I participated this morning at a news conference on Capitol Hill surrounded by about a dozen lively babies and toddlers. They were "Snowflake" babies - adopted from embryos.

There weren't many media there to record the smiles, the squirms, the dancing and other delightful antics of these children. Perhaps that is because it is too uncomfortable for people to face in person what we might understand intellectually. We were each once embryos. Every embryonic stem cell line being used for research today could have developed into a baby like the ones at this news conference. Instead, they were destroyed for science.

I was honored to stand with these Snowflake babies and their families and with colleagues, five of whom are medical doctors. I earned a Ph.D in Human Physiology and had advanced courses in embryology. I can state unequivocally that it is morally reprehensible and scientifically unnecessary to kill human embryos to provide raw fodder for scientific research.

For the vast majority of scientists and medical researchers, pluripotent stem cells hold the most promise for understanding human diseases and treating devastating conditions. That is because pluripotent stem cells have the capability of developing into every human tissue and organ and are long-lived. That is why they are coveted by scientists. Pluripotent stem cells were first isolated by destroying embryos in 1998. No one can know if pluripotent stem cells will produce more, better or different cures than adult stem cells. They haven't so far, but it's wrong for anyone to predict they will or won't. Scientists have been working with adult stem cells for more than thirty years. Scientists have been working with pluripotent stem cells from embryos for eight years. Only time and additional research will determine whether there will be more medical treatments for patients from adult stem cells or pluripotent stem cells. I have talked to the leading stem cell researchers in the country. Every scientist with an open mind studying stem cells believes that pluripotent stem cells have more potential simply because they can become every other tissue and organ in our bodies.

To some people, the manner in which pluripotent stem cells would be obtained under the Castle/DeGette bill H.R. 810 - by using taxpayers' dollars to kill a human embryo - is secondary to the hope for cures that they represent to sick and injured patients.

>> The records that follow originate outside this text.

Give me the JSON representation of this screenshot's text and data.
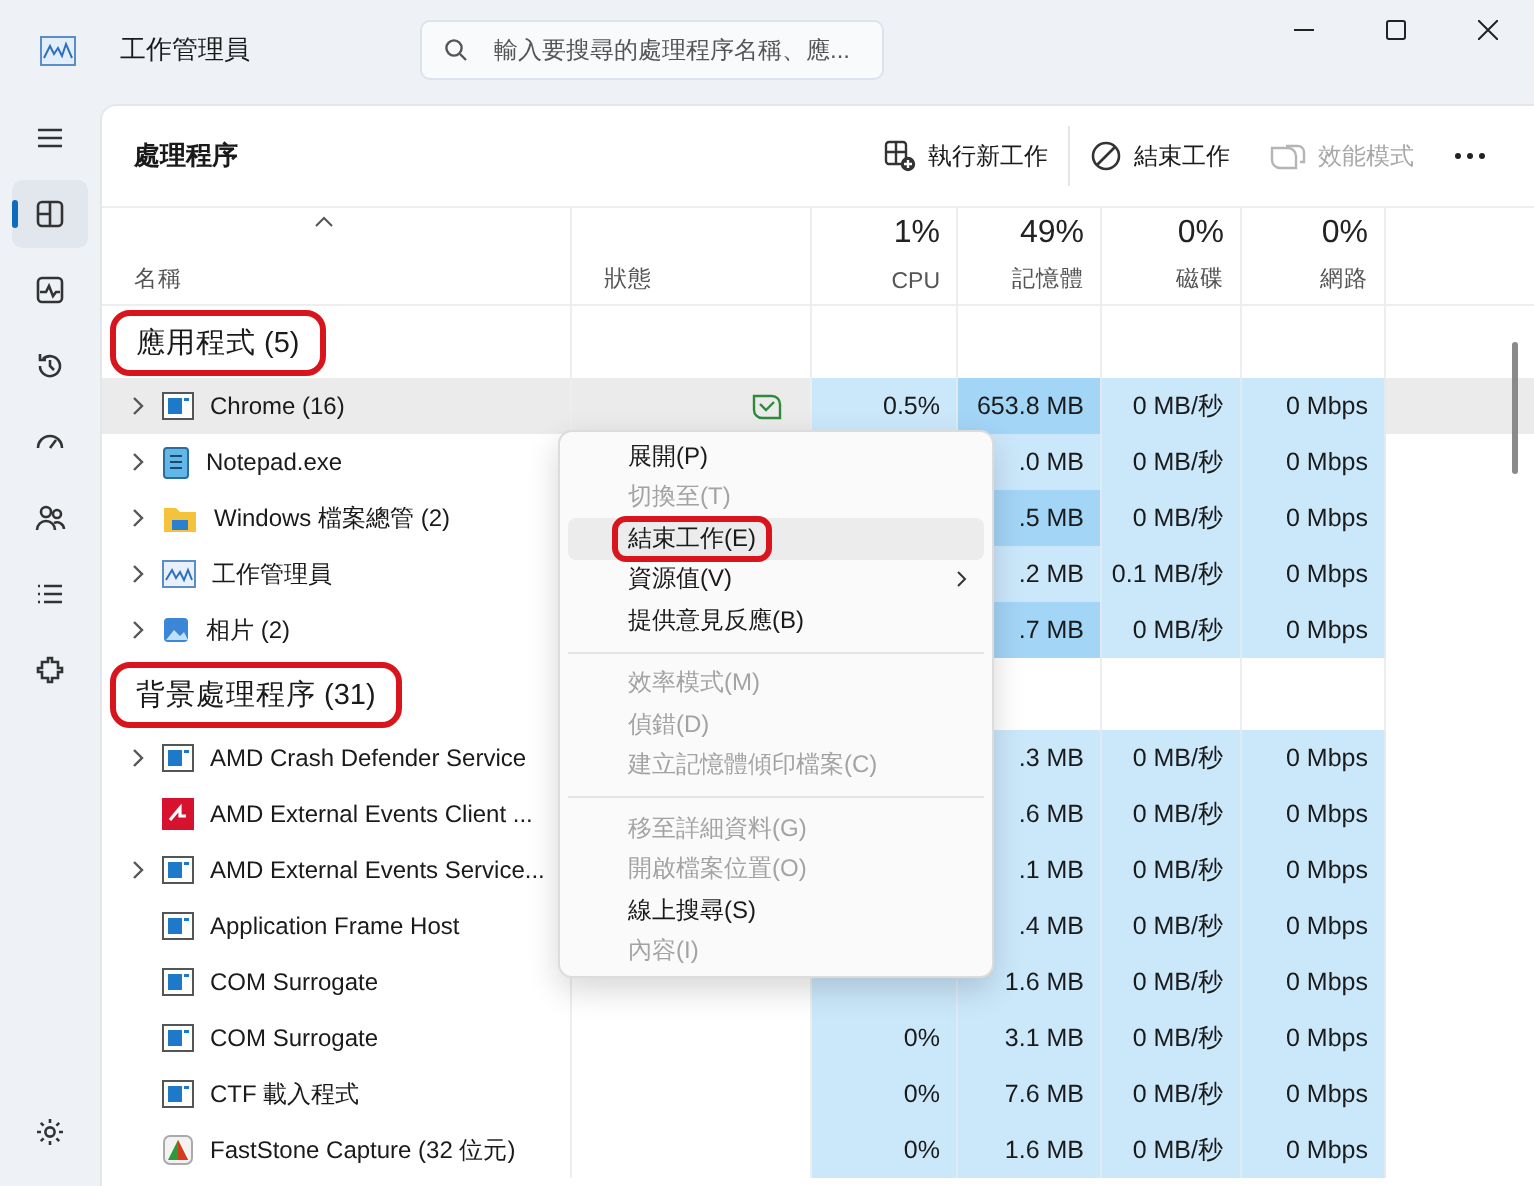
{
  "window": {
    "title": "工作管理員",
    "search": {
      "placeholder": "輸入要搜尋的處理程序名稱、應..."
    }
  },
  "sidebar": {
    "items": [
      {
        "selected": false
      },
      {
        "selected": true
      },
      {
        "selected": false
      },
      {
        "selected": false
      },
      {
        "selected": false
      },
      {
        "selected": false
      },
      {
        "selected": false
      },
      {
        "selected": false
      }
    ],
    "footer": {
      "selected": false
    }
  },
  "page": {
    "title": "處理程序",
    "toolbar": [
      {
        "kind": "run",
        "label": "執行新工作",
        "disabled": false
      },
      {
        "kind": "end",
        "label": "結束工作",
        "disabled": false
      },
      {
        "kind": "efficiency",
        "label": "效能模式",
        "disabled": true
      },
      {
        "kind": "more"
      }
    ]
  },
  "columns": [
    {
      "label": "名稱",
      "sorted": true
    },
    {
      "label": "狀態"
    },
    {
      "percent": "1%",
      "label": "CPU"
    },
    {
      "percent": "49%",
      "label": "記憶體"
    },
    {
      "percent": "0%",
      "label": "磁碟"
    },
    {
      "percent": "0%",
      "label": "網路"
    }
  ],
  "groups": [
    {
      "title": "應用程式 (5)",
      "annotated": true,
      "rows": [
        {
          "name": "Chrome (16)",
          "kind": "app",
          "expandable": true,
          "hovered": true,
          "efficiency": true,
          "cpu": "0.5%",
          "memory": "653.8 MB",
          "memory_high": true,
          "disk": "0 MB/秒",
          "network": "0 Mbps"
        },
        {
          "name": "Notepad.exe",
          "kind": "notepad",
          "expandable": true,
          "hovered": false,
          "efficiency": false,
          "memory": ".0 MB",
          "memory_high": false,
          "disk": "0 MB/秒",
          "network": "0 Mbps"
        },
        {
          "name": "Windows 檔案總管 (2)",
          "kind": "folder",
          "expandable": true,
          "hovered": false,
          "efficiency": false,
          "memory": ".5 MB",
          "memory_high": true,
          "disk": "0 MB/秒",
          "network": "0 Mbps"
        },
        {
          "name": "工作管理員",
          "kind": "taskmgr",
          "expandable": true,
          "hovered": false,
          "efficiency": false,
          "memory": ".2 MB",
          "memory_high": false,
          "disk": "0.1 MB/秒",
          "network": "0 Mbps"
        },
        {
          "name": "相片 (2)",
          "kind": "photos",
          "expandable": true,
          "hovered": false,
          "efficiency": false,
          "memory": ".7 MB",
          "memory_high": true,
          "disk": "0 MB/秒",
          "network": "0 Mbps"
        }
      ]
    },
    {
      "title": "背景處理程序 (31)",
      "annotated": true,
      "rows": [
        {
          "name": "AMD Crash Defender Service",
          "kind": "app",
          "expandable": true,
          "hovered": false,
          "efficiency": false,
          "memory": ".3 MB",
          "memory_high": false,
          "disk": "0 MB/秒",
          "network": "0 Mbps"
        },
        {
          "name": "AMD External Events Client ...",
          "kind": "amd",
          "expandable": false,
          "hovered": false,
          "efficiency": false,
          "memory": ".6 MB",
          "memory_high": false,
          "disk": "0 MB/秒",
          "network": "0 Mbps"
        },
        {
          "name": "AMD External Events Service...",
          "kind": "app",
          "expandable": true,
          "hovered": false,
          "efficiency": false,
          "memory": ".1 MB",
          "memory_high": false,
          "disk": "0 MB/秒",
          "network": "0 Mbps"
        },
        {
          "name": "Application Frame Host",
          "kind": "app",
          "expandable": false,
          "hovered": false,
          "efficiency": false,
          "memory": ".4 MB",
          "memory_high": false,
          "disk": "0 MB/秒",
          "network": "0 Mbps"
        },
        {
          "name": "COM Surrogate",
          "kind": "app",
          "expandable": false,
          "hovered": false,
          "efficiency": false,
          "memory": "1.6 MB",
          "memory_high": false,
          "disk": "0 MB/秒",
          "network": "0 Mbps"
        },
        {
          "name": "COM Surrogate",
          "kind": "app",
          "expandable": false,
          "hovered": false,
          "efficiency": false,
          "cpu": "0%",
          "memory": "3.1 MB",
          "memory_high": false,
          "disk": "0 MB/秒",
          "network": "0 Mbps"
        },
        {
          "name": "CTF 載入程式",
          "kind": "app",
          "expandable": false,
          "hovered": false,
          "efficiency": false,
          "cpu": "0%",
          "memory": "7.6 MB",
          "memory_high": false,
          "disk": "0 MB/秒",
          "network": "0 Mbps"
        },
        {
          "name": "FastStone Capture (32 位元)",
          "kind": "faststone",
          "expandable": false,
          "hovered": false,
          "efficiency": false,
          "cpu": "0%",
          "memory": "1.6 MB",
          "memory_high": false,
          "disk": "0 MB/秒",
          "network": "0 Mbps"
        }
      ]
    }
  ],
  "context_menu": {
    "items": [
      {
        "kind": "item",
        "label": "展開(P)",
        "disabled": false,
        "hovered": false,
        "annotated": false
      },
      {
        "kind": "item",
        "label": "切換至(T)",
        "disabled": true,
        "hovered": false,
        "annotated": false
      },
      {
        "kind": "item",
        "label": "結束工作(E)",
        "disabled": false,
        "hovered": true,
        "annotated": true
      },
      {
        "kind": "submenu",
        "label": "資源值(V)",
        "disabled": false,
        "hovered": false,
        "annotated": false
      },
      {
        "kind": "item",
        "label": "提供意見反應(B)",
        "disabled": false,
        "hovered": false,
        "annotated": false
      },
      {
        "kind": "separator"
      },
      {
        "kind": "item",
        "label": "效率模式(M)",
        "disabled": true,
        "hovered": false,
        "annotated": false
      },
      {
        "kind": "item",
        "label": "偵錯(D)",
        "disabled": true,
        "hovered": false,
        "annotated": false
      },
      {
        "kind": "item",
        "label": "建立記憶體傾印檔案(C)",
        "disabled": true,
        "hovered": false,
        "annotated": false
      },
      {
        "kind": "separator"
      },
      {
        "kind": "item",
        "label": "移至詳細資料(G)",
        "disabled": true,
        "hovered": false,
        "annotated": false
      },
      {
        "kind": "item",
        "label": "開啟檔案位置(O)",
        "disabled": true,
        "hovered": false,
        "annotated": false
      },
      {
        "kind": "item",
        "label": "線上搜尋(S)",
        "disabled": false,
        "hovered": false,
        "annotated": false
      },
      {
        "kind": "item",
        "label": "內容(I)",
        "disabled": true,
        "hovered": false,
        "annotated": false
      }
    ]
  }
}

To me and millions of other Americans, deliberately taking the lives of innocent human embryos is an unacceptable trade-off. Looking at these children today - it's easy to understand why this is an unacceptable choice. Maybe that's why many in the media didn't come to this news conference to show Americans these children who were adopted as embryos. Those who support H.R. 810 talk about the sick people, but not the embryos who might become children. I can not forget the young children with Juvenile Diabetes that I meet who rely upon insulin pumps and face daunting complications and shortened life spans. I also can not forget that every single embryo under a microscope might have been one of the children who danced at the news conference this morning, or grow up to be the next Einstein or Beethoven.

Luckily, we as a society don't face the Hobson's choice of pursuing pluripotent stem cell research or protecting the lives of embryos. We can do both. A number of different scientists have now proven what I have argued for the past five years. It is scientifically unnecessary to destroy human embryos to obtain pluripotent stem cells.

The Bartlett/Santorum bill (H.R. 5526/S.2754) represents common ground into promising ways the federal government can support pluripotent stem cell research without sacrificing life for medicine. Pluripotent stem cell research is a type that doesn't sacrifice life for medicine

The Bartlett/Santorum bill will amend the Public Health Service Act to require NIH to conduct and support basic and applied research to develop techniques for the isolation, derivation, production, or testing of stem cells that have pluripotent qualities.

President Bush will sign the Bartlett/Santorum bill into law because it meets his ethical standards for promoting pluripotent stem cell research without the creation of human embryos for research purposes or discarding, destroying, or knowingly harming a human embryo or fetus.

I am proud of President Bush's unwavering defense of the sancitity of life. I am grateful for his support and the support of my colleagues for ethical pluripotent stem cell research.

The Senate and House are expected to approve the Bartlett/Santorum bill today. President Bush will sign it.

Tonight, all Americans can celebrate and be proud that thanks to President Bush's support and leadership, the government of the United States will be leading the pursuit of ethical pluripotent stem cell research.